_TASK DETAILS_
For every record beneath this instruction, give an exact repetition, omitting images.

═════ SOURCE INFORMATION

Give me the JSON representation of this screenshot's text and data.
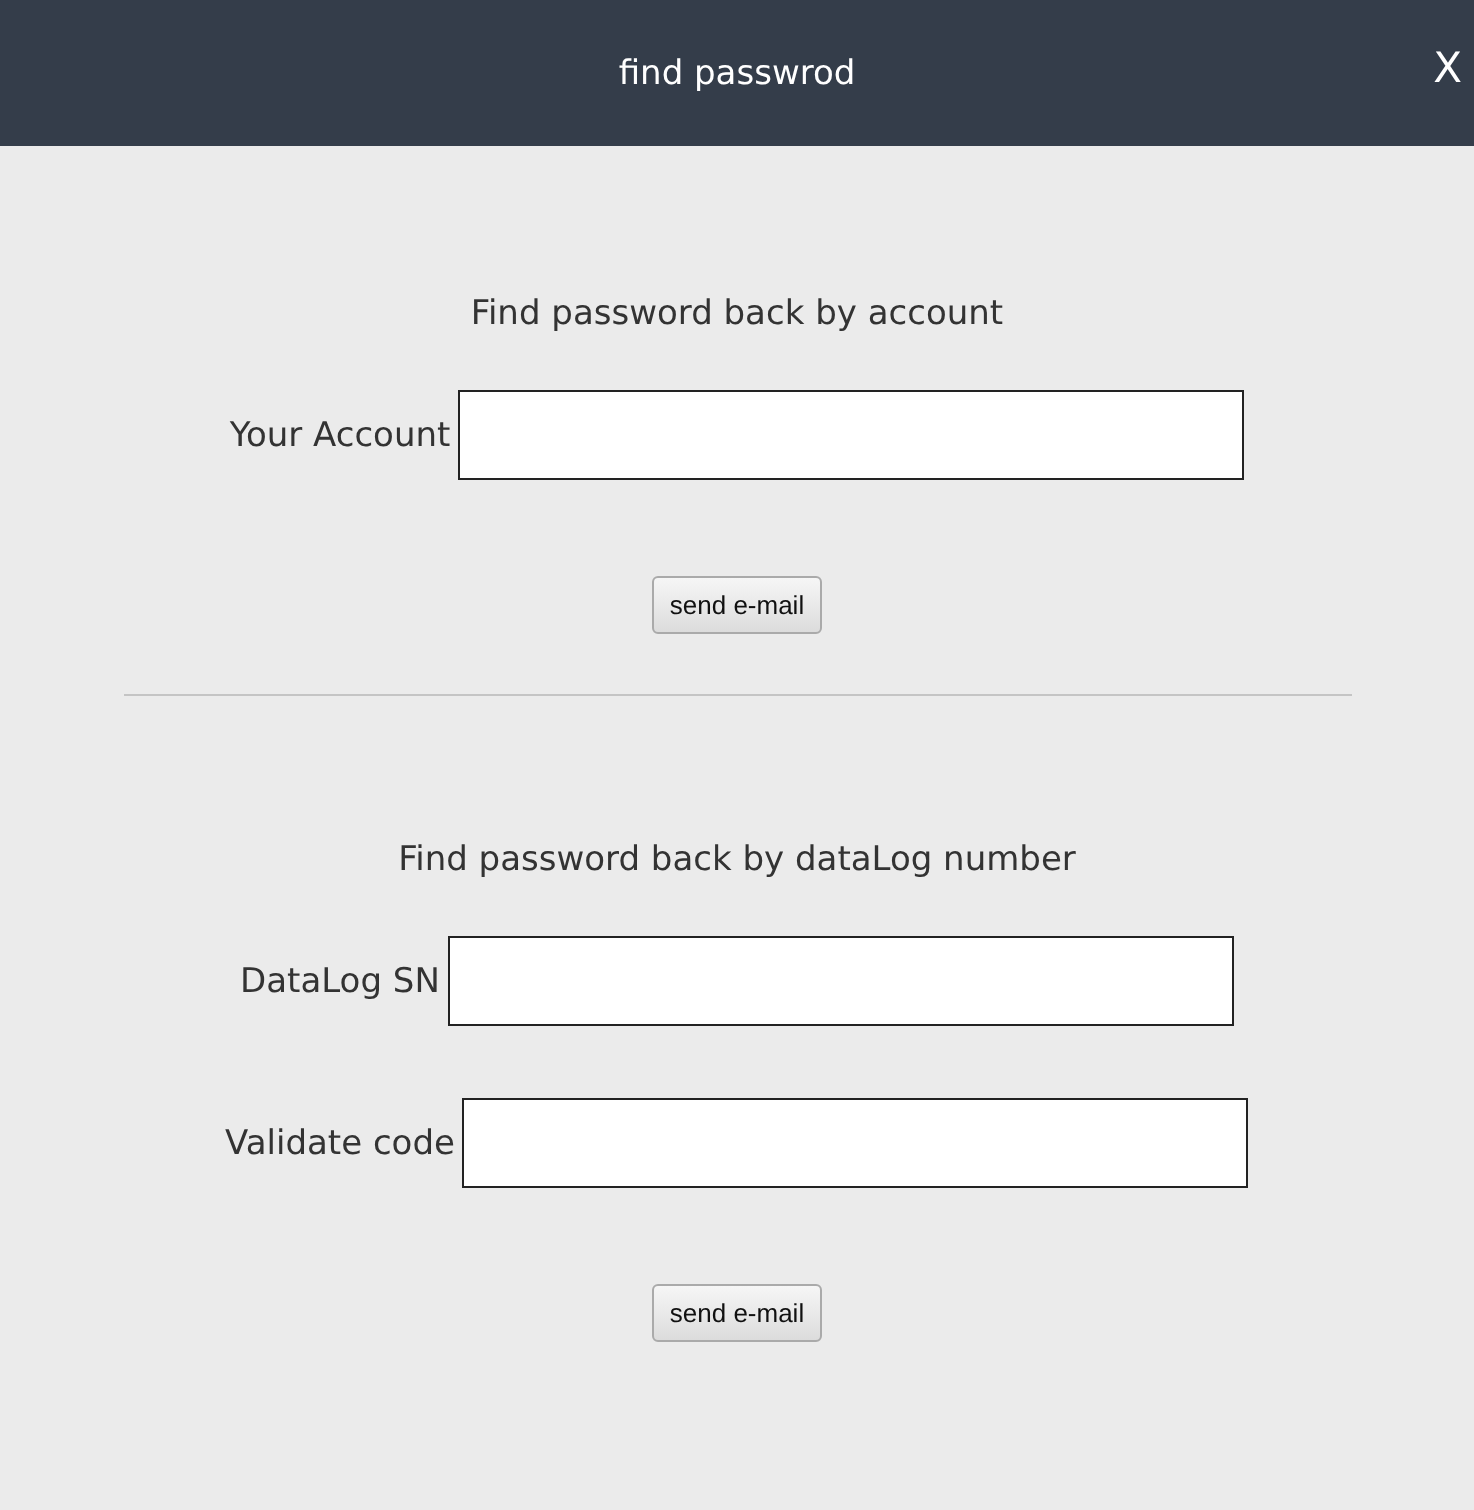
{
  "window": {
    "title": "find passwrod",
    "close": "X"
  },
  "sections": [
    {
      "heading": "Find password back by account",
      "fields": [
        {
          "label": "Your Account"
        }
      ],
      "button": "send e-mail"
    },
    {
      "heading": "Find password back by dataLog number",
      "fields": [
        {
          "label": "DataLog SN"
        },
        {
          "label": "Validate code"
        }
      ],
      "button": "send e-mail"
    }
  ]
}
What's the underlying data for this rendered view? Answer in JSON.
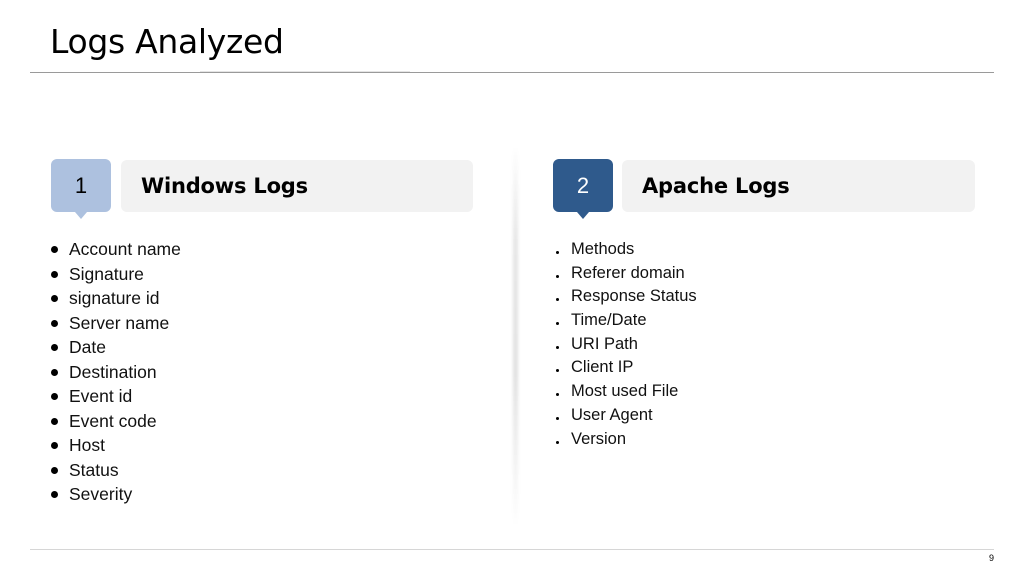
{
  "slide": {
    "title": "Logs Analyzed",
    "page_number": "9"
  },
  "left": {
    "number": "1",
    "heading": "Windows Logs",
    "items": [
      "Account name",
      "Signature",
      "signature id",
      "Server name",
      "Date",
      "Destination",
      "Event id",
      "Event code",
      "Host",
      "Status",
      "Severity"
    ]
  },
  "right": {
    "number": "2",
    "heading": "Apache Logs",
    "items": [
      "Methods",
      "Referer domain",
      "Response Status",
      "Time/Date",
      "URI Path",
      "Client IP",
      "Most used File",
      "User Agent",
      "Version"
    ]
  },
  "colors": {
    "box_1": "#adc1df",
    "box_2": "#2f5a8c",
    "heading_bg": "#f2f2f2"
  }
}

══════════

_RESULT BELOW_
Give me the JSON representation of this screenshot's text and data.
{
  "window": {
    "title": "find passwrod",
    "close": "X"
  },
  "sections": [
    {
      "heading": "Find password back by account",
      "fields": [
        {
          "label": "Your Account"
        }
      ],
      "button": "send e-mail"
    },
    {
      "heading": "Find password back by dataLog number",
      "fields": [
        {
          "label": "DataLog SN"
        },
        {
          "label": "Validate code"
        }
      ],
      "button": "send e-mail"
    }
  ]
}
What's the underlying data for this rendered view? Answer in JSON.
{
  "slide": {
    "title": "Logs Analyzed",
    "page_number": "9"
  },
  "left": {
    "number": "1",
    "heading": "Windows Logs",
    "items": [
      "Account name",
      "Signature",
      "signature id",
      "Server name",
      "Date",
      "Destination",
      "Event id",
      "Event code",
      "Host",
      "Status",
      "Severity"
    ]
  },
  "right": {
    "number": "2",
    "heading": "Apache Logs",
    "items": [
      "Methods",
      "Referer domain",
      "Response Status",
      "Time/Date",
      "URI Path",
      "Client IP",
      "Most used File",
      "User Agent",
      "Version"
    ]
  },
  "colors": {
    "box_1": "#adc1df",
    "box_2": "#2f5a8c",
    "heading_bg": "#f2f2f2"
  }
}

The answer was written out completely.